Locating evaluations does not ensure that the evidence they contain will be utilized. CDCS development team members, busy with other tasks, may not all find time to read them. Having one person summarize the most important findings of relevant evaluations can help a whole team.

For this purpose, a simple optional evidence template rather than a long report may be useful for responding to the CDCS requirement to “reference the evidence that supports the causal linkages” in the Development Hypothesis section of a CDCS. If evidence is provided in a table of this sort, include a URL link to the each report cited.

Evaluation Evidence Summary

Evaluation Evaluation of Trade Hubs Located in Accra, Ghana; Gaborone, Botswana; and Nairobi, Kenya. Global Business Solutions, 2006
Specific Evidence The Trade Hubs throughout Africa met or surpassed their targets, despite having different performance-based contracts and terms of reference. Trade Hubs, with varying degrees of success, have facilitated intra-regional trade through programs on transport corridors, customs modernization and harmonization, sanitary and phyto-sanitary (SPS) training, etc., and have integrated activities well with different stakeholders when appropriate. Their programs and activities advanced the policy objectives of the AGOA. However, communications strategies in the Hubs were not robust enough to facilitate implementation of multi-faceted, multi-agency programs such as the TRADE Initiative.
Evidence Strength Document reviews; site visits; key informant interviews; online client and partner surveys (responses: 81; response rate 23%); survey instruments and tabulations included.

What is Evidence Strength?

USAID'S interest in bringing high-quality evaluation evidence to bear on decisions about future programs is evident throughout its CDCS Guidance, as well as in the distinction USAID's Evaluation Policy makes between the high quality, or strength, of evidence that can be produced through rigorous Impact Evaluations and the relatively low quality of evidence sometimes found in older USAID evaluations. When evaluation evidence about a particular country, or a development hypothesis, is summarized, it is useful to include a brief note that suggests how strong a particular piece of evidence is, and thus, how seriously it should be taken.
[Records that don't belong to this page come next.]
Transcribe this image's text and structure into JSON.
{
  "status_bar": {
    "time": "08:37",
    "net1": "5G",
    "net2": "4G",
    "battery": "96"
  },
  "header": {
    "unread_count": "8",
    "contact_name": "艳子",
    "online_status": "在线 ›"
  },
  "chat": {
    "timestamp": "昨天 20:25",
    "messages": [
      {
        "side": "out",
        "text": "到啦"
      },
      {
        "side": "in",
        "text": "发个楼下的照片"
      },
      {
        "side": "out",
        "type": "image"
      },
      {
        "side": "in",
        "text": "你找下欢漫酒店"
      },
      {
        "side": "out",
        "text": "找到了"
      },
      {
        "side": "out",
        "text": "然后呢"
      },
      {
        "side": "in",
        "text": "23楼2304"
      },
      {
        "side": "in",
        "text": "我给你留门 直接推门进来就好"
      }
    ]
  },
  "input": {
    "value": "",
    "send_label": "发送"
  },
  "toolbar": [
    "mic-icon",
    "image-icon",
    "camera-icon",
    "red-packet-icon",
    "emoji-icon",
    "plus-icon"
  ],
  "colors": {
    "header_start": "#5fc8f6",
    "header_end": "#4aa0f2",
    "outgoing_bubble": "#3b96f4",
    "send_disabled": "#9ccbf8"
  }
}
A review of an evaluation's methodology will usually reveal the degree to which it used formal social science research methods; the number and types of data sources; the data series used and other elements that affect the quality of the evidence it provides.